 Although this was the third Intergovernmental Conference (IGC), this late August meeting (19-29 August) was the first time the IGC was presented with actual treaty text for States to negotiate. The draft text prepared by the IGC President Rena Lee with the UN Division for Ocean Affairs and the Law of the Sea provided fertile grounds for States, scientists and civil society to advance on principles, procedures and objectives for environmental impact assessments, marine protected areas and other area-based management tools.  Delegates also debated mechanisms for sharing the benefits of marine genetic resources, ensuring sufficient resources to implement the emerging agreement as well as other obligations for capacity building and transfer of technology under the 1982 UN Convention on the Law of the Sea.

Though significant progress was made, wide differences remain. There is much work to be done in the five months before the fourth and hopefully final IGC. With partners, IUCN is already arranging meetings to search for common ground on area-based management measures and marine genetic resources and participating in a host of other intersessional meetings.

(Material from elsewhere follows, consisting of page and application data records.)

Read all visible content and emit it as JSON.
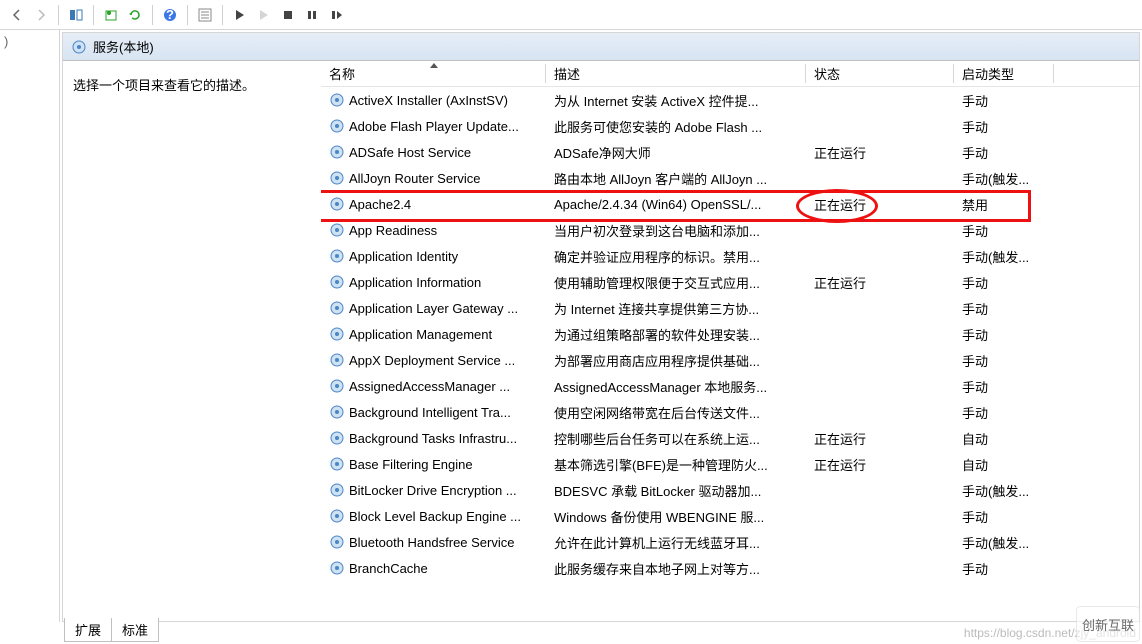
{
  "header_title": "服务(本地)",
  "leftdesc": "选择一个项目来查看它的描述。",
  "columns": {
    "name": "名称",
    "desc": "描述",
    "status": "状态",
    "startup": "启动类型"
  },
  "tabs": {
    "ext": "扩展",
    "std": "标准"
  },
  "watermark": "https://blog.csdn.net/zjy_android",
  "logo_text": "创新互联",
  "services": [
    {
      "name": "ActiveX Installer (AxInstSV)",
      "desc": "为从 Internet 安装 ActiveX 控件提...",
      "status": "",
      "type": "手动"
    },
    {
      "name": "Adobe Flash Player Update...",
      "desc": "此服务可使您安装的 Adobe Flash ...",
      "status": "",
      "type": "手动"
    },
    {
      "name": "ADSafe Host Service",
      "desc": "ADSafe净网大师",
      "status": "正在运行",
      "type": "手动"
    },
    {
      "name": "AllJoyn Router Service",
      "desc": "路由本地 AllJoyn 客户端的 AllJoyn ...",
      "status": "",
      "type": "手动(触发..."
    },
    {
      "name": "Apache2.4",
      "desc": "Apache/2.4.34 (Win64) OpenSSL/...",
      "status": "正在运行",
      "type": "禁用",
      "highlight": true
    },
    {
      "name": "App Readiness",
      "desc": "当用户初次登录到这台电脑和添加...",
      "status": "",
      "type": "手动"
    },
    {
      "name": "Application Identity",
      "desc": "确定并验证应用程序的标识。禁用...",
      "status": "",
      "type": "手动(触发..."
    },
    {
      "name": "Application Information",
      "desc": "使用辅助管理权限便于交互式应用...",
      "status": "正在运行",
      "type": "手动"
    },
    {
      "name": "Application Layer Gateway ...",
      "desc": "为 Internet 连接共享提供第三方协...",
      "status": "",
      "type": "手动"
    },
    {
      "name": "Application Management",
      "desc": "为通过组策略部署的软件处理安装...",
      "status": "",
      "type": "手动"
    },
    {
      "name": "AppX Deployment Service ...",
      "desc": "为部署应用商店应用程序提供基础...",
      "status": "",
      "type": "手动"
    },
    {
      "name": "AssignedAccessManager ...",
      "desc": "AssignedAccessManager 本地服务...",
      "status": "",
      "type": "手动"
    },
    {
      "name": "Background Intelligent Tra...",
      "desc": "使用空闲网络带宽在后台传送文件...",
      "status": "",
      "type": "手动"
    },
    {
      "name": "Background Tasks Infrastru...",
      "desc": "控制哪些后台任务可以在系统上运...",
      "status": "正在运行",
      "type": "自动"
    },
    {
      "name": "Base Filtering Engine",
      "desc": "基本筛选引擎(BFE)是一种管理防火...",
      "status": "正在运行",
      "type": "自动"
    },
    {
      "name": "BitLocker Drive Encryption ...",
      "desc": "BDESVC 承载 BitLocker 驱动器加...",
      "status": "",
      "type": "手动(触发..."
    },
    {
      "name": "Block Level Backup Engine ...",
      "desc": "Windows 备份使用 WBENGINE 服...",
      "status": "",
      "type": "手动"
    },
    {
      "name": "Bluetooth Handsfree Service",
      "desc": "允许在此计算机上运行无线蓝牙耳...",
      "status": "",
      "type": "手动(触发..."
    },
    {
      "name": "BranchCache",
      "desc": "此服务缓存来自本地子网上对等方...",
      "status": "",
      "type": "手动"
    }
  ],
  "toolbar_icons": [
    "back",
    "forward",
    "",
    "show-hide",
    "",
    "export",
    "refresh",
    "",
    "help",
    "",
    "props",
    "",
    "play",
    "",
    "stop",
    "pause",
    "restart"
  ]
}
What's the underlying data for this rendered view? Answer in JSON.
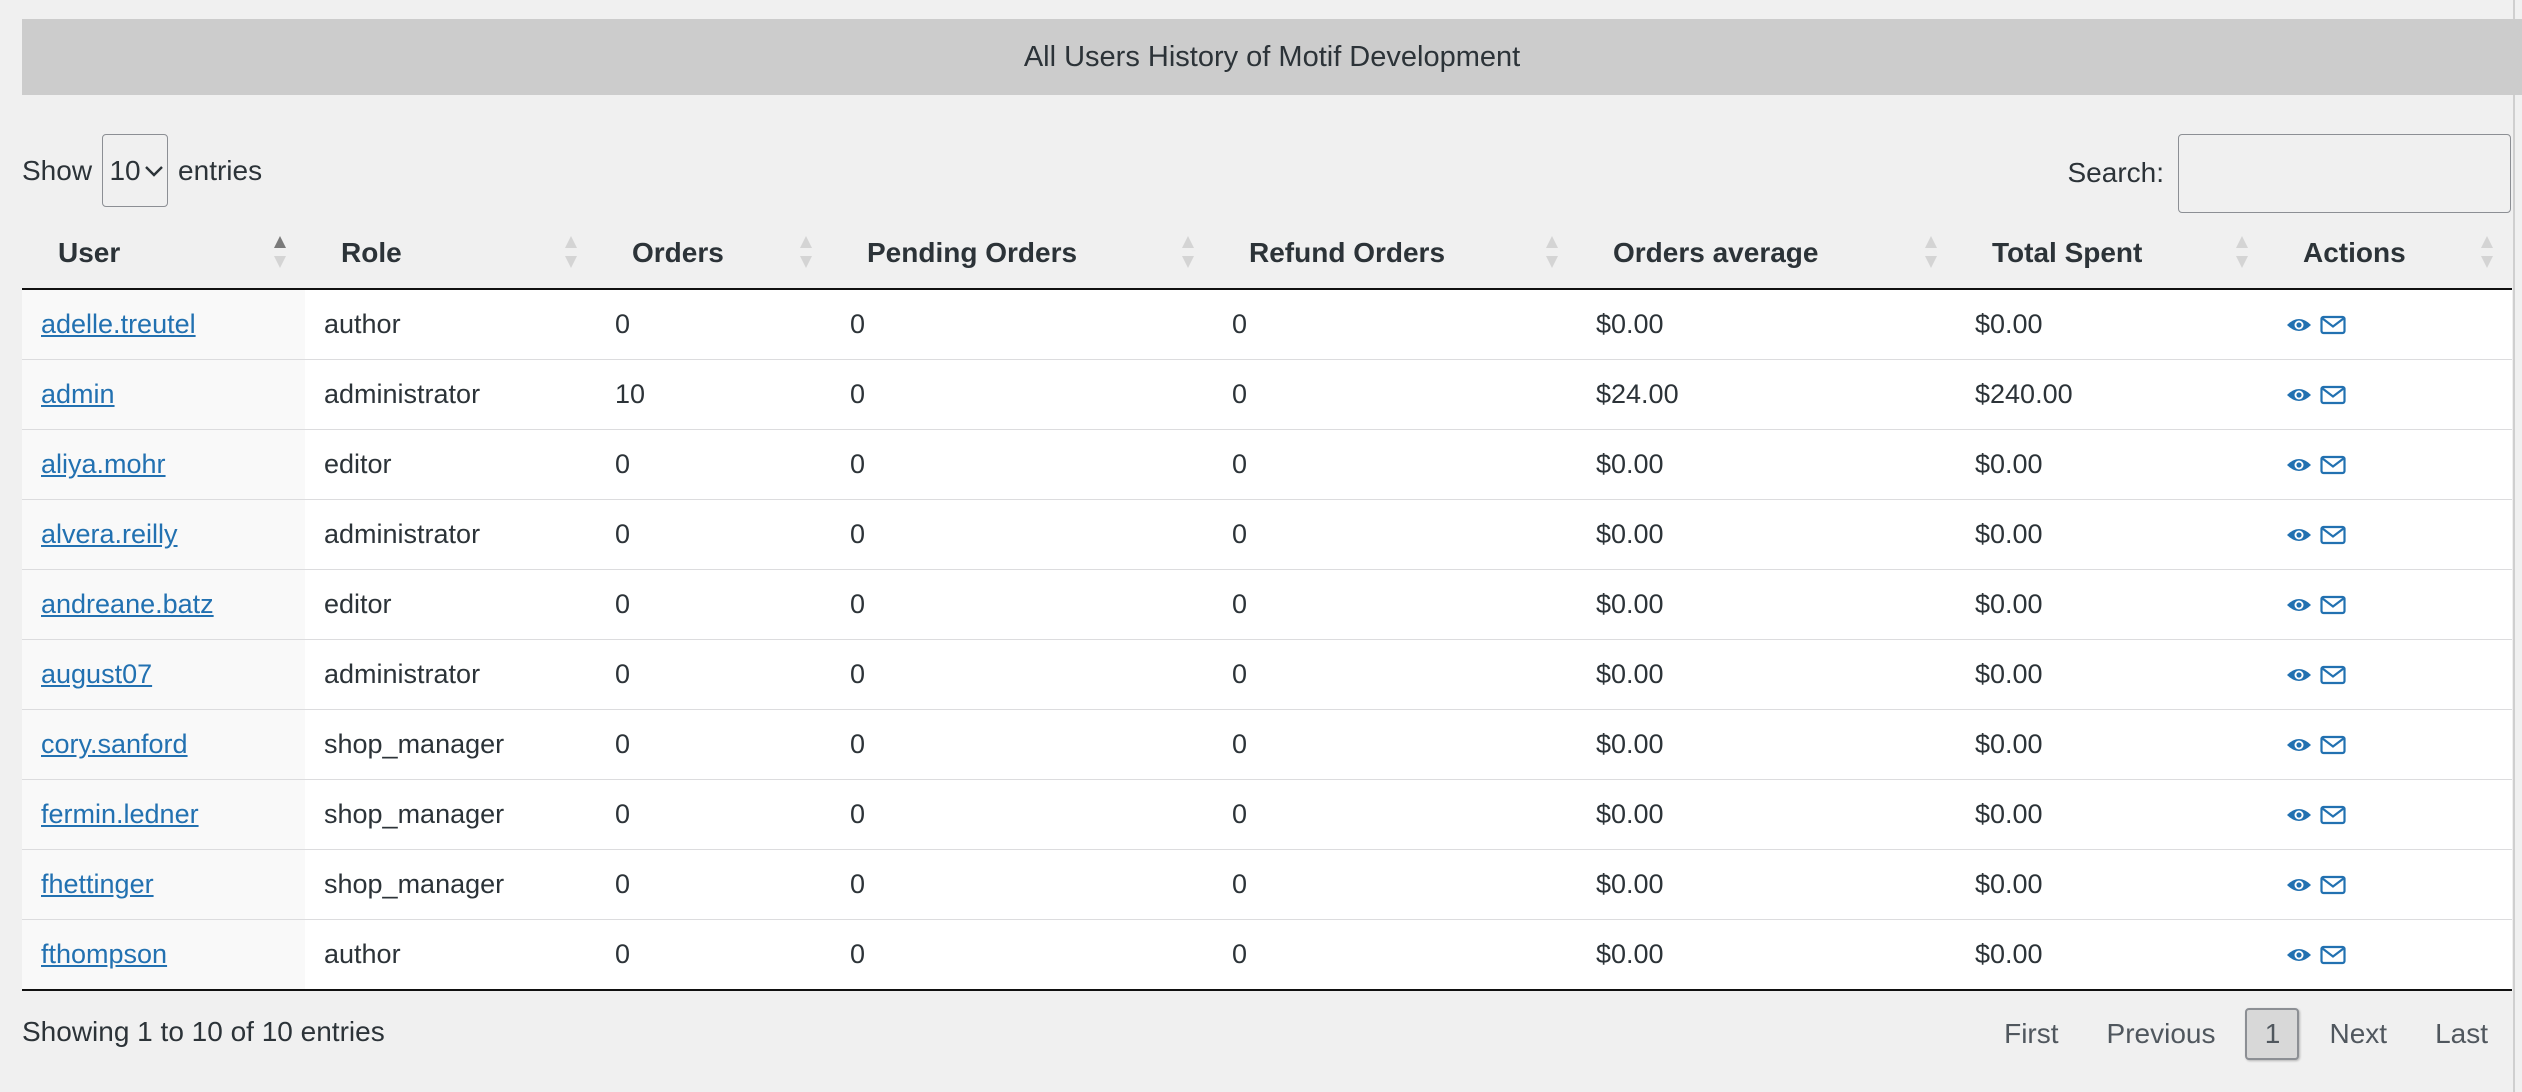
{
  "page": {
    "title": "All Users History of Motif Development"
  },
  "length_control": {
    "show_label": "Show",
    "selected": "10",
    "entries_label": "entries"
  },
  "search": {
    "label": "Search:",
    "value": ""
  },
  "table": {
    "columns": [
      "User",
      "Role",
      "Orders",
      "Pending Orders",
      "Refund Orders",
      "Orders average",
      "Total Spent",
      "Actions"
    ],
    "sorted_column": "User",
    "sort_direction": "ascending",
    "rows": [
      {
        "user": "adelle.treutel",
        "role": "author",
        "orders": "0",
        "pending": "0",
        "refund": "0",
        "average": "$0.00",
        "total": "$0.00"
      },
      {
        "user": "admin",
        "role": "administrator",
        "orders": "10",
        "pending": "0",
        "refund": "0",
        "average": "$24.00",
        "total": "$240.00"
      },
      {
        "user": "aliya.mohr",
        "role": "editor",
        "orders": "0",
        "pending": "0",
        "refund": "0",
        "average": "$0.00",
        "total": "$0.00"
      },
      {
        "user": "alvera.reilly",
        "role": "administrator",
        "orders": "0",
        "pending": "0",
        "refund": "0",
        "average": "$0.00",
        "total": "$0.00"
      },
      {
        "user": "andreane.batz",
        "role": "editor",
        "orders": "0",
        "pending": "0",
        "refund": "0",
        "average": "$0.00",
        "total": "$0.00"
      },
      {
        "user": "august07",
        "role": "administrator",
        "orders": "0",
        "pending": "0",
        "refund": "0",
        "average": "$0.00",
        "total": "$0.00"
      },
      {
        "user": "cory.sanford",
        "role": "shop_manager",
        "orders": "0",
        "pending": "0",
        "refund": "0",
        "average": "$0.00",
        "total": "$0.00"
      },
      {
        "user": "fermin.ledner",
        "role": "shop_manager",
        "orders": "0",
        "pending": "0",
        "refund": "0",
        "average": "$0.00",
        "total": "$0.00"
      },
      {
        "user": "fhettinger",
        "role": "shop_manager",
        "orders": "0",
        "pending": "0",
        "refund": "0",
        "average": "$0.00",
        "total": "$0.00"
      },
      {
        "user": "fthompson",
        "role": "author",
        "orders": "0",
        "pending": "0",
        "refund": "0",
        "average": "$0.00",
        "total": "$0.00"
      }
    ],
    "row_action_icons": [
      "eye-icon",
      "envelope-icon"
    ]
  },
  "footer": {
    "info": "Showing 1 to 10 of 10 entries",
    "pagination": {
      "first": "First",
      "previous": "Previous",
      "current": "1",
      "next": "Next",
      "last": "Last"
    }
  },
  "colors": {
    "link": "#2271b1",
    "title_bar": "#cccccc",
    "background": "#f0f0f0"
  }
}
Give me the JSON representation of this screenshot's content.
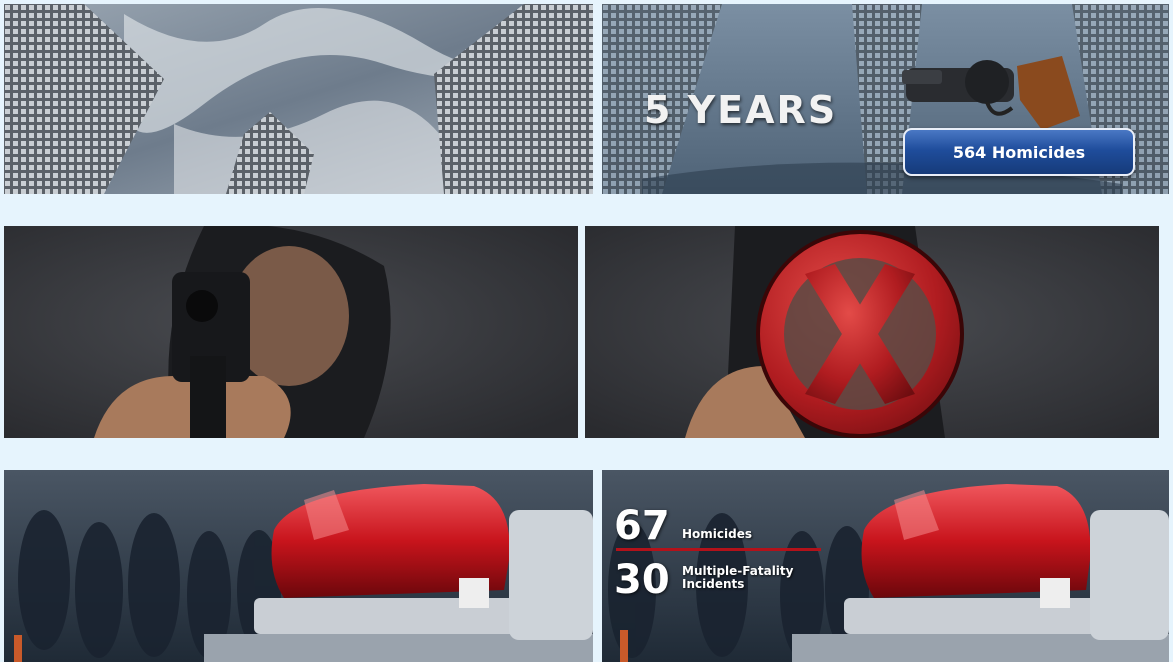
{
  "slides": [
    {
      "name": "skyscrapers-looking-up"
    },
    {
      "name": "skyscrapers-with-revolver",
      "headline": "5 YEARS",
      "badge": "564 Homicides"
    },
    {
      "name": "man-pointing-gun"
    },
    {
      "name": "man-pointing-gun-crossed-out"
    },
    {
      "name": "police-light-bar"
    },
    {
      "name": "police-light-bar-stats",
      "stats": [
        {
          "number": "67",
          "label_line1": "Homicides",
          "label_line2": ""
        },
        {
          "number": "30",
          "label_line1": "Multiple-Fatality",
          "label_line2": "Incidents"
        }
      ]
    }
  ],
  "colors": {
    "page_background": "#e6f4fd",
    "badge_blue": "#1f4d9c",
    "stat_red_rule": "#b3121a",
    "police_light_red": "#c8141c"
  }
}
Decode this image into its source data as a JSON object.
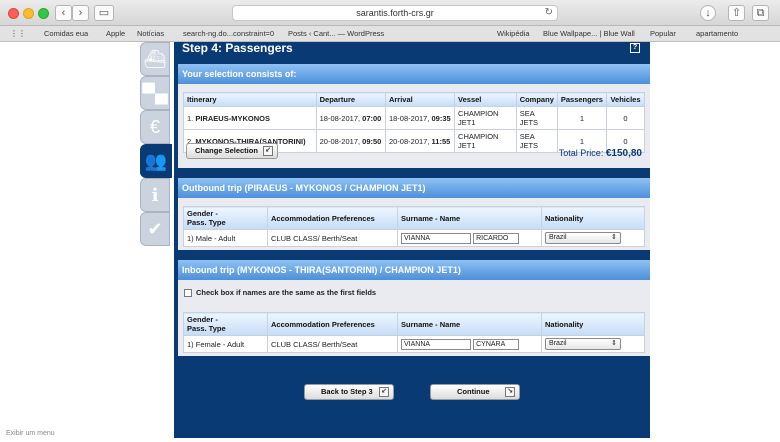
{
  "browser": {
    "url": "sarantis.forth-crs.gr",
    "bookmarks": [
      "Comidas eua",
      "Apple",
      "Notícias",
      "search-ng.do...constraint=0",
      "Posts ‹ Cant... — WordPress",
      "Wikipédia",
      "Blue Wallpape... | Blue Wall",
      "Popular",
      "apartamento"
    ],
    "status": "Exibir um menu"
  },
  "step": {
    "title": "Step 4: Passengers",
    "help": "?"
  },
  "selection": {
    "heading": "Your selection consists of:",
    "columns": [
      "Itinerary",
      "Departure",
      "Arrival",
      "Vessel",
      "Company",
      "Passengers",
      "Vehicles"
    ],
    "rows": [
      {
        "itinerary_num": "1.",
        "itinerary": "PIRAEUS-MYKONOS",
        "dep_date": "18-08-2017,",
        "dep_time": "07:00",
        "arr_date": "18-08-2017,",
        "arr_time": "09:35",
        "vessel": "CHAMPION JET1",
        "company": "SEA JETS",
        "passengers": "1",
        "vehicles": "0"
      },
      {
        "itinerary_num": "2.",
        "itinerary": "MYKONOS-THIRA(SANTORINI)",
        "dep_date": "20-08-2017,",
        "dep_time": "09:50",
        "arr_date": "20-08-2017,",
        "arr_time": "11:55",
        "vessel": "CHAMPION JET1",
        "company": "SEA JETS",
        "passengers": "1",
        "vehicles": "0"
      }
    ],
    "change_button": "Change Selection",
    "total_label": "Total Price:",
    "total_value": "€150,80"
  },
  "outbound": {
    "heading": "Outbound trip (PIRAEUS - MYKONOS / CHAMPION JET1)",
    "columns": {
      "gender": "Gender -",
      "pass_type": "Pass. Type",
      "accommodation": "Accommodation Preferences",
      "surname_name": "Surname - Name",
      "nationality": "Nationality"
    },
    "passenger": {
      "label": "1) Male - Adult",
      "accommodation": "CLUB CLASS/ Berth/Seat",
      "surname": "VIANNA",
      "name": "RICARDO",
      "nationality": "Brazil"
    }
  },
  "inbound": {
    "heading": "Inbound trip (MYKONOS - THIRA(SANTORINI) / CHAMPION JET1)",
    "same_names_label": "Check box if names are the same as the first fields",
    "columns": {
      "gender": "Gender -",
      "pass_type": "Pass. Type",
      "accommodation": "Accommodation Preferences",
      "surname_name": "Surname - Name",
      "nationality": "Nationality"
    },
    "passenger": {
      "label": "1) Female - Adult",
      "accommodation": "CLUB CLASS/ Berth/Seat",
      "surname": "VIANNA",
      "name": "CYNARA",
      "nationality": "Brazil"
    }
  },
  "footer": {
    "back_button": "Back to Step 3",
    "continue_button": "Continue"
  },
  "colors": {
    "navy": "#0a3a73",
    "header_blue": "#4c8fda"
  }
}
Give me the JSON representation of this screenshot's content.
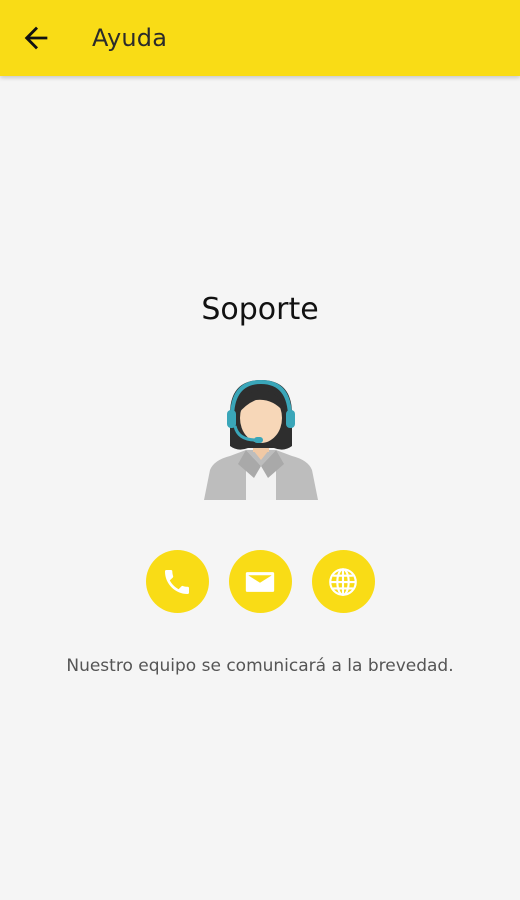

IUCN was well represented by a six-member delegation with expertise spanning international environmental law, marine protected areas, environmental assessment processes, marine scientific research and marine genetic resources.  IUCN’s closing words at the IGC3 reminded delegates that “As we focus on getting the details right, we cannot lose sight of the big picture: we need an ambitious, well-resourced, and future-proofed agreement. We cannot simply echo the obligations that already exist -- we need to build something strong, flexible and effective to save our marine biodiversity and ourselves.